Jedd Beaudoin
Music

Shirley Collins' ​'Heart's Ease'​ Affirms Her Musical Prowess

Shirley Collins' Heart's Ease makes it apparent these songs do not belong to her as they are ownerless. Collins is the conveyor of their power while ensuring the music maintains cultural importance.

9
Books

Ignorance, Fear, and Democracy in America

Anti-intellectualism in America is, sadly, older than the nation itself. A new collection of Richard Hofstadter's work from Library of America traces the history of ideas and cultural currents in American society and politics.

By the Book

Democratizing Our Data: A Manifesto (excerpt)

Just as big tech leads world in data for profit, the US government can produce data for the public good, sans the bureaucracy. This excerpt of Julia Lane's Democratizing Our Data: A Manifesto will whet your appetite for disruptive change in data management, which is critical for democracy's survival.

Julia Lane
Music

Mobley Laments the Evil of "James Crow" in the US

Austin's Mobley makes upbeat-sounding, soulful pop-rock songs with a political conscience, as on his latest single, "James Crow".

Music

Jordan Tice's "Bad Little Idea" Is a Satirical Spin on Dire Romance (premiere)

Hawktail's Jordan Tice impresses with his solo work on "Bad Little Idea", a folk rambler that blends bluesy undertones with satiric wit.

Music

Composer Ilan Eshkeri Discusses His Soundtrack for the 'Ghost of Tsushima' Game

Having composed for blockbuster films and ballet, Ilan Eshkeri discusses how powerful emotional narratives and the opportunity for creative freedom drew him to triple-A video game Ghost of Tsushima.

Film

What 'O Brother, Where Art Thou?' Gets Right (and Wrong) About America

Telling the tale of the cyclops through the lens of high and low culture, in O'Brother, Where Art Thou? the Coens hammer home a fatalistic criticism about the ways that commerce, violence, and cosmetic Christianity prevail in American society .

Film

Love and Cinema: The Ruinous Lives in Żuławski's L'important c'est d'aimer
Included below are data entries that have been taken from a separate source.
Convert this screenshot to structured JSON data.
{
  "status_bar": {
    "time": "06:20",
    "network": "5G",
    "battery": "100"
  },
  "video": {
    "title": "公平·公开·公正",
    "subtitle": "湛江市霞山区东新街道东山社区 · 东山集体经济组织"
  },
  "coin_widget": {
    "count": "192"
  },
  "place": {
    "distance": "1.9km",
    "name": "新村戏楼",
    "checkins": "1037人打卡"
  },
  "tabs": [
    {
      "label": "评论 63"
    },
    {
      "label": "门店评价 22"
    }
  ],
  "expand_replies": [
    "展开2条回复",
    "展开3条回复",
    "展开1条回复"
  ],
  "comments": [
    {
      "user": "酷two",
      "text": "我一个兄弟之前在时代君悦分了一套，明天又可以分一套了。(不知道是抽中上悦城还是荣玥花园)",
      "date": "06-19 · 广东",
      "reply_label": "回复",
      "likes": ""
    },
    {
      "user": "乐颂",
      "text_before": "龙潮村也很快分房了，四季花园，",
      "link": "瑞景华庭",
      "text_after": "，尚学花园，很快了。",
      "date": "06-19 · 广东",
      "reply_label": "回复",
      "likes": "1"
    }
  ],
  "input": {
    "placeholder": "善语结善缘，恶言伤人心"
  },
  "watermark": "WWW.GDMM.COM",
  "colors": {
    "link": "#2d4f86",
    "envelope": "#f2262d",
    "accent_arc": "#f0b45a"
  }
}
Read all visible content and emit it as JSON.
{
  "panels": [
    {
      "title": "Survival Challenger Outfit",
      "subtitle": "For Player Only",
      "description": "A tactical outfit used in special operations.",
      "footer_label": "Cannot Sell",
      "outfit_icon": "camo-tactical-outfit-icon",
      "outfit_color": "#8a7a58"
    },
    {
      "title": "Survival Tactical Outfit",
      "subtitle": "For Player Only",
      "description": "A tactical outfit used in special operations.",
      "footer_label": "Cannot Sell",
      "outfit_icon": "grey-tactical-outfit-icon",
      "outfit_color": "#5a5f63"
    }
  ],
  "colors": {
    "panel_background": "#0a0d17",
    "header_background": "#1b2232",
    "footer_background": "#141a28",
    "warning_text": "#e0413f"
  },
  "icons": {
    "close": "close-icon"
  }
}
Żuławski's world of hapless also-rans in L'important C'est D'aimer is surveyed with a clear and compassionate eye. He has never done anything in his anarchic world by the halves.
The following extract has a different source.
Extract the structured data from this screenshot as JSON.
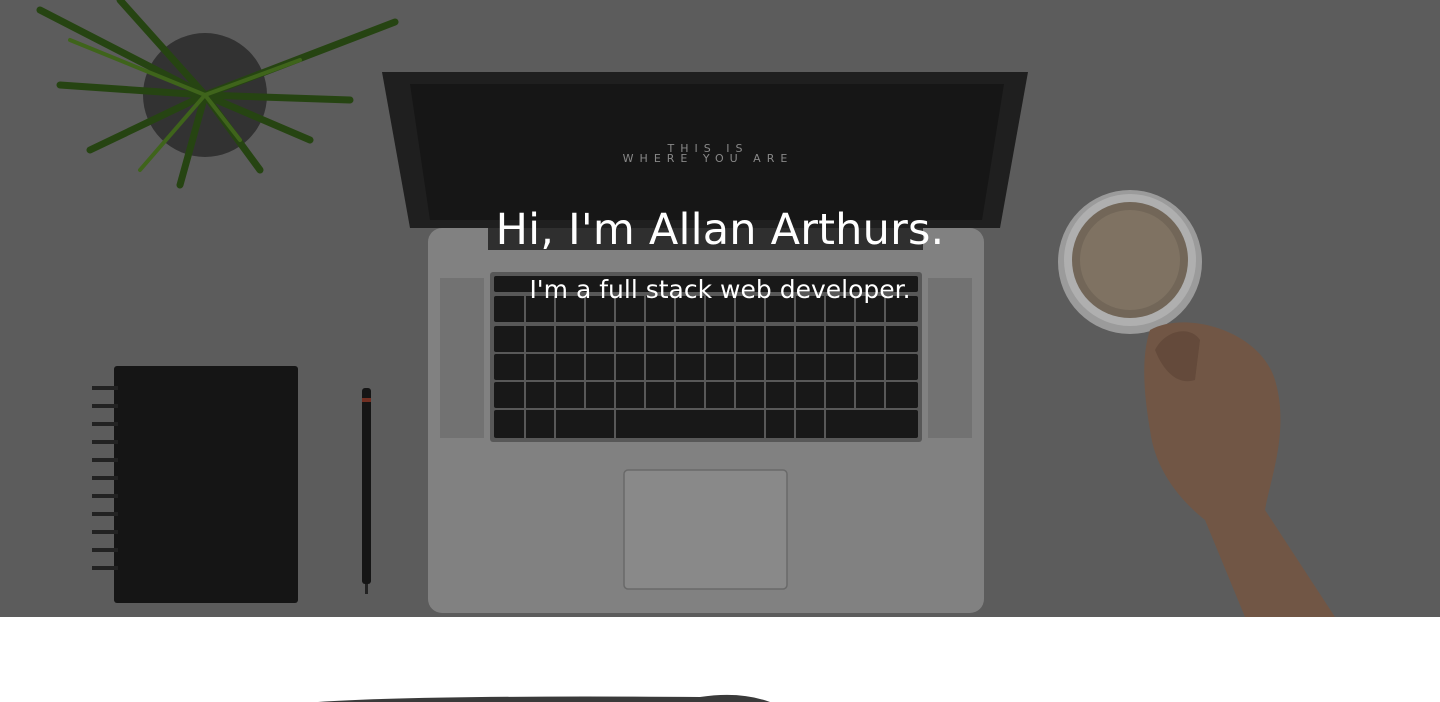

Books

On Bruce Springsteen's Music in Film and TV

Bruce Springsteen's music in film and television captured author Caroline Madden's imagination. She discuses her book, Springsteen as Soundtrack, and other things Springsteen in this interview.

Music

Alt-pop's merci, mercy Warns We May "Fall Apart"

Australian alt-pop singer-songwriter, merci, mercy shares a video for her catchy, sophisticated anthem, "Fall Apart".

Film

Tears in Rain: 'Blade Runner' and Philip K. Dick's Legacy in Film

Blade Runner, and the work of Philip K. Dick, continues to find its way into our cinemas and minds. How did the visions of a paranoid loner become the most relevant science fiction of our time?

Music

London Indie-Poppers the Motive Impress on "You" (premiere)

Southwest London's the Motive concoct catchy, indie-pop earworms with breezy melodies, jangly guitars, and hooky riffs, as on their latest single "You".

Books

Vigdis Hjorth's 'Long Live the Post Horn!' Breathes Life into Bureaucratic Anxiety

Vigdis Hjorth's Long Live the Post Horn! is a study in existential torpor that, happily, does not induce the same condition in the reader.

Music

Konqistador and HanHan Team for Darkwave Hip-Hop on "Visaya"

Detroit-based electronic/industrial outfit, Konqistador team with Toronto hip-hopper HanHan for "Visaya", a song that blends darkwave and rap into an incendiary combination.


Reviews
Collapse Expand Reviews



Features
Collapse Expand Features

PM Picks
Collapse Expand Pm Picks

© 1999-2020 PopMatters.com. All rights reserved.
PopMatters is wholly independent, women-owned and operated.